As we discuss many times on this blog, English is an interesting and colourful language – and there are always new things to learn about it. Our first blog that contained 11 fascinating facts about English sparked many comments and lots of debate – so, here, we provide 11 more. Our first fact was provided by blog reader Silmara Strazza, a teacher at Yazigi, an English language school in Sao Paulo…

1. Vowels in order

There are few long words that contain the five vowels in alphabetical order. Silmara’s suggestion is ‘facetious’. We also like ‘abstemious’, which means to indulge only very moderately in something, especially food or drink.

2. And, speaking of vowels…

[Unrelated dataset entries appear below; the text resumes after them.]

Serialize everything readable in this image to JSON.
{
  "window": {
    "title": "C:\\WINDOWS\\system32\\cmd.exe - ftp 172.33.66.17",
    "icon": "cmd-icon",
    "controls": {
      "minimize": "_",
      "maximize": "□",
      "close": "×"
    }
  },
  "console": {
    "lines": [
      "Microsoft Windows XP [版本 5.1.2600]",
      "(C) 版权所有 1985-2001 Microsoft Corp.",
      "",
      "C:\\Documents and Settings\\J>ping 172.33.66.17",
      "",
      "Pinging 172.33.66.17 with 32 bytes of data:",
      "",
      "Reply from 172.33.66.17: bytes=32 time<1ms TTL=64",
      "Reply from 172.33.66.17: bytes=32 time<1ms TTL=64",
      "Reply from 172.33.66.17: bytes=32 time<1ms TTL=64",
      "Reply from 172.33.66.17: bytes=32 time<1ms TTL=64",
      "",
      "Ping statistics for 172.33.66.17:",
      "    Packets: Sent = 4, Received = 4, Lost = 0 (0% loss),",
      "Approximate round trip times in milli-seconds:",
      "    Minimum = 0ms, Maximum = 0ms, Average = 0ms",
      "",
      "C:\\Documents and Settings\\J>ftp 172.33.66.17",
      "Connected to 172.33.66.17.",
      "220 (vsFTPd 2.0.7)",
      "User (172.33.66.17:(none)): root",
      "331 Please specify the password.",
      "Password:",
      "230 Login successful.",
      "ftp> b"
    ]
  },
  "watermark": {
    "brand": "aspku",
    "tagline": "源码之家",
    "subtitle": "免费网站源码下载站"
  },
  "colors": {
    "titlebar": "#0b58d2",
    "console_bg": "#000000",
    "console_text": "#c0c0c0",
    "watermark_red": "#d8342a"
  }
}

‘Euouae’ is the longest English word consisting of only vowels. It is an abbreviation used in Latin and other books to show the distribution of syllables in the melodic endings of the standard Psalm tones of Gregorian chant.

3. What are ghost words?

There are English ghost words that have existed that are meaningless. They appear in the dictionary due to printing errors, or are published in the dictionary or similarly authoritative reference works, having rarely, if ever, been used in practice. For example, the word ‘dord’ appeared in the dictionary for eight years in the mid-20th century – but it meant absolutely nothing.

4. The same word – even upside down

The word ‘swims’ will still say ‘swims’ even when it is turned upside-down. This is known as an ambigram. Other examples include words and logos that have been created, such as the logo for the DeLorean Motor Company.

5. An appropriate anagram

Here’s a nice fact for all the teachers reading this blog: ‘schoolmaster’ is an anagram of ‘the classroom’.

6. Hundreds of meanings

There are some words in the English language that have hundred of meanings. According to Guinness World Records, ‘set’ has 430 different definitions.

7. Why QWERTY?

Have you ever wondered why the English computer keyboard is set out in the way it is, instead of in alphabetical order? The reason for this is that on early typewriters, the keys needed to be arranged in a certain way so that the mechanical rods that held the letters did not clash too much and jam.

8. A good gossip

In Victorian slang, ‘muffin-wallopers’ were old, unmarried or widowed women who would meet up to gossip over tea and cakes. We love slang at Pearson, and you can read more about the newer slang words here.

9. A popular letter

The letter ‘e’ is the most commonly used letter in English.

10. The longest word

The longest English word in all the major English dictionaries is ‘pneumonoultramicroscopicsilicovolcanoconiosis’, and it refers to a lung disease contracted from the inhalation of very fine silica particles.

11. Using every letter

A pangram sentence is one that contains every letter in the language. For example, the sentence, ‘The quick, brown fox jumps over the lazy dog’ is a pangram.

In this article